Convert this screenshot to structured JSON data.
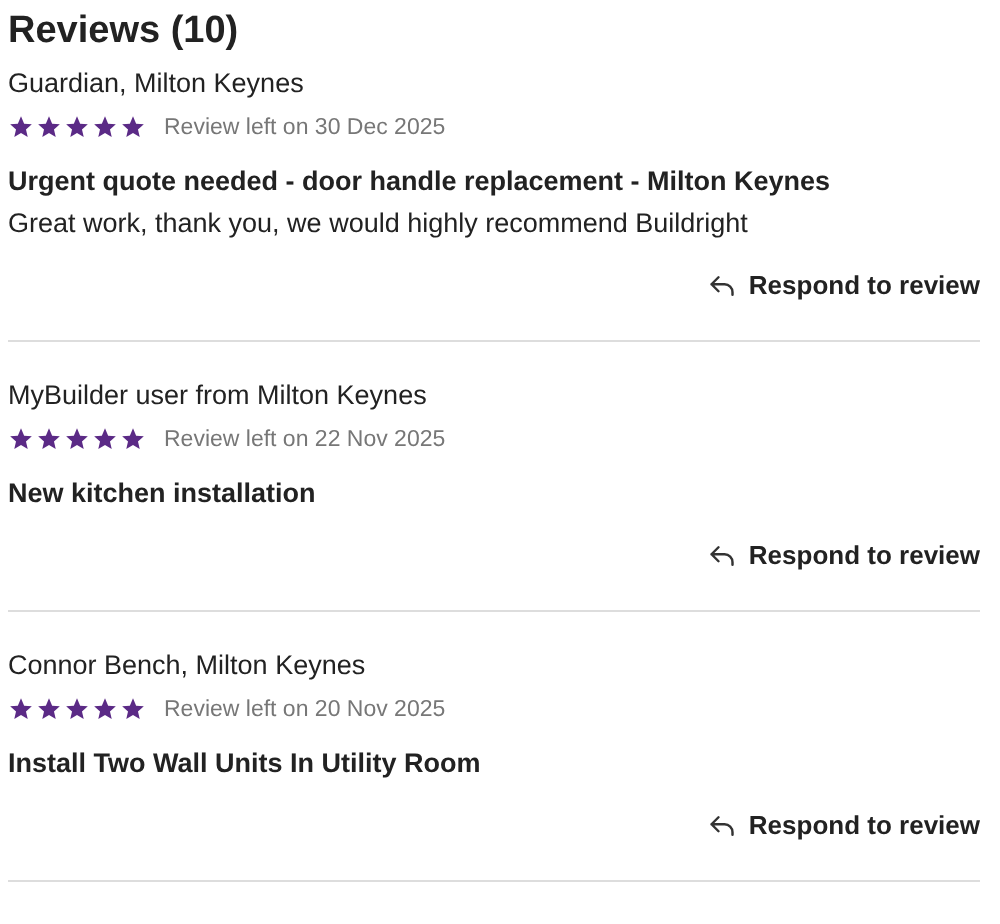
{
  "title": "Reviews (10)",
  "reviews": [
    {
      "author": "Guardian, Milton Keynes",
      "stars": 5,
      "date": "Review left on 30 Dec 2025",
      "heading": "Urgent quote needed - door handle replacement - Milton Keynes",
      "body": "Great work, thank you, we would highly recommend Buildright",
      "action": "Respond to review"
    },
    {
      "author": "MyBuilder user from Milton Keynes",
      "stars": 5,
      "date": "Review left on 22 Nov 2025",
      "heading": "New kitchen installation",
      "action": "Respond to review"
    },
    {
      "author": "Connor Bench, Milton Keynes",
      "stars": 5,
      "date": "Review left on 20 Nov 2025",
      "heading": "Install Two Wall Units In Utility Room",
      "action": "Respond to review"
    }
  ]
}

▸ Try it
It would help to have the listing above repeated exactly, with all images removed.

▸ Written solution
Convert this screenshot to structured JSON data.
{
  "title": "Reviews (10)",
  "reviews": [
    {
      "author": "Guardian, Milton Keynes",
      "stars": 5,
      "date": "Review left on 30 Dec 2025",
      "heading": "Urgent quote needed - door handle replacement - Milton Keynes",
      "body": "Great work, thank you, we would highly recommend Buildright",
      "action": "Respond to review"
    },
    {
      "author": "MyBuilder user from Milton Keynes",
      "stars": 5,
      "date": "Review left on 22 Nov 2025",
      "heading": "New kitchen installation",
      "action": "Respond to review"
    },
    {
      "author": "Connor Bench, Milton Keynes",
      "stars": 5,
      "date": "Review left on 20 Nov 2025",
      "heading": "Install Two Wall Units In Utility Room",
      "action": "Respond to review"
    }
  ]
}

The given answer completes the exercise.